Restate each record below word for word, skipping images.
+++++
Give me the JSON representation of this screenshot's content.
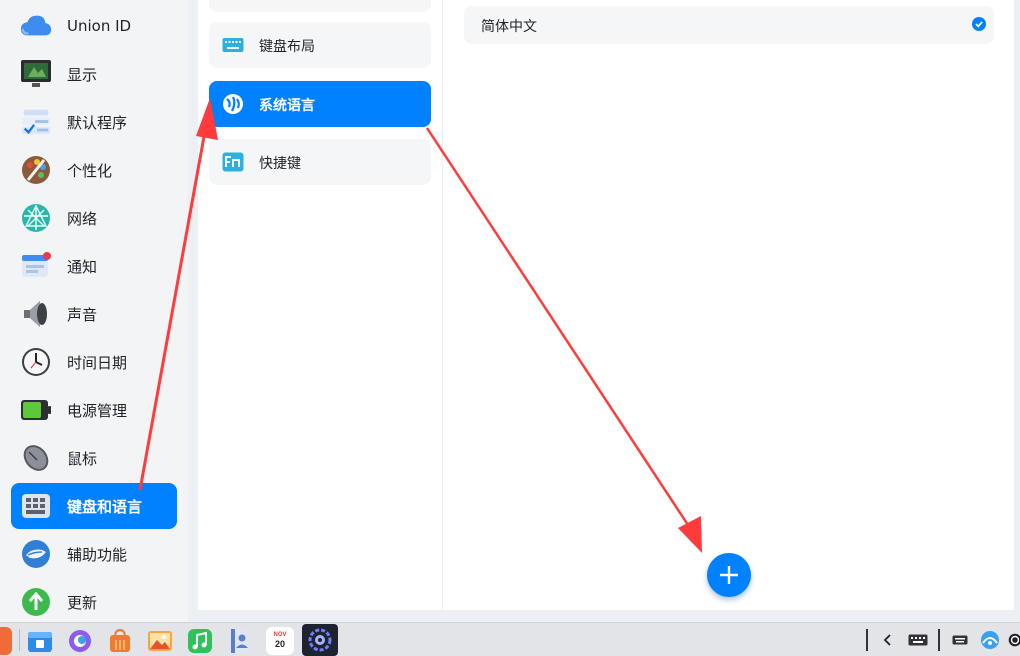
{
  "sidebar": {
    "items": [
      {
        "label": "Union ID",
        "icon": "cloud-icon"
      },
      {
        "label": "显示",
        "icon": "monitor-icon"
      },
      {
        "label": "默认程序",
        "icon": "default-apps-icon"
      },
      {
        "label": "个性化",
        "icon": "palette-icon"
      },
      {
        "label": "网络",
        "icon": "network-icon"
      },
      {
        "label": "通知",
        "icon": "notification-icon"
      },
      {
        "label": "声音",
        "icon": "speaker-icon"
      },
      {
        "label": "时间日期",
        "icon": "clock-icon"
      },
      {
        "label": "电源管理",
        "icon": "battery-icon"
      },
      {
        "label": "鼠标",
        "icon": "mouse-icon"
      },
      {
        "label": "键盘和语言",
        "icon": "keyboard-icon",
        "active": true
      },
      {
        "label": "辅助功能",
        "icon": "accessibility-icon"
      },
      {
        "label": "更新",
        "icon": "update-icon"
      }
    ]
  },
  "subnav": {
    "items": [
      {
        "label": "键盘布局",
        "icon": "keyboard-layout-icon"
      },
      {
        "label": "系统语言",
        "icon": "language-icon",
        "active": true
      },
      {
        "label": "快捷键",
        "icon": "fn-shortcut-icon"
      }
    ]
  },
  "main": {
    "languages": [
      {
        "label": "简体中文",
        "selected": true
      }
    ],
    "add_button_icon": "plus-icon"
  },
  "dock": {
    "calendar_month": "NOV",
    "calendar_day": "20"
  },
  "colors": {
    "accent": "#0081ff",
    "annotation_arrow": "#ff3b3b"
  }
}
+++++
→ **TASK OUTPUT**
Give me the JSON representation of this screenshot's content.
{
  "sidebar": {
    "items": [
      {
        "label": "Union ID",
        "icon": "cloud-icon"
      },
      {
        "label": "显示",
        "icon": "monitor-icon"
      },
      {
        "label": "默认程序",
        "icon": "default-apps-icon"
      },
      {
        "label": "个性化",
        "icon": "palette-icon"
      },
      {
        "label": "网络",
        "icon": "network-icon"
      },
      {
        "label": "通知",
        "icon": "notification-icon"
      },
      {
        "label": "声音",
        "icon": "speaker-icon"
      },
      {
        "label": "时间日期",
        "icon": "clock-icon"
      },
      {
        "label": "电源管理",
        "icon": "battery-icon"
      },
      {
        "label": "鼠标",
        "icon": "mouse-icon"
      },
      {
        "label": "键盘和语言",
        "icon": "keyboard-icon",
        "active": true
      },
      {
        "label": "辅助功能",
        "icon": "accessibility-icon"
      },
      {
        "label": "更新",
        "icon": "update-icon"
      }
    ]
  },
  "subnav": {
    "items": [
      {
        "label": "键盘布局",
        "icon": "keyboard-layout-icon"
      },
      {
        "label": "系统语言",
        "icon": "language-icon",
        "active": true
      },
      {
        "label": "快捷键",
        "icon": "fn-shortcut-icon"
      }
    ]
  },
  "main": {
    "languages": [
      {
        "label": "简体中文",
        "selected": true
      }
    ],
    "add_button_icon": "plus-icon"
  },
  "dock": {
    "calendar_month": "NOV",
    "calendar_day": "20"
  },
  "colors": {
    "accent": "#0081ff",
    "annotation_arrow": "#ff3b3b"
  }
}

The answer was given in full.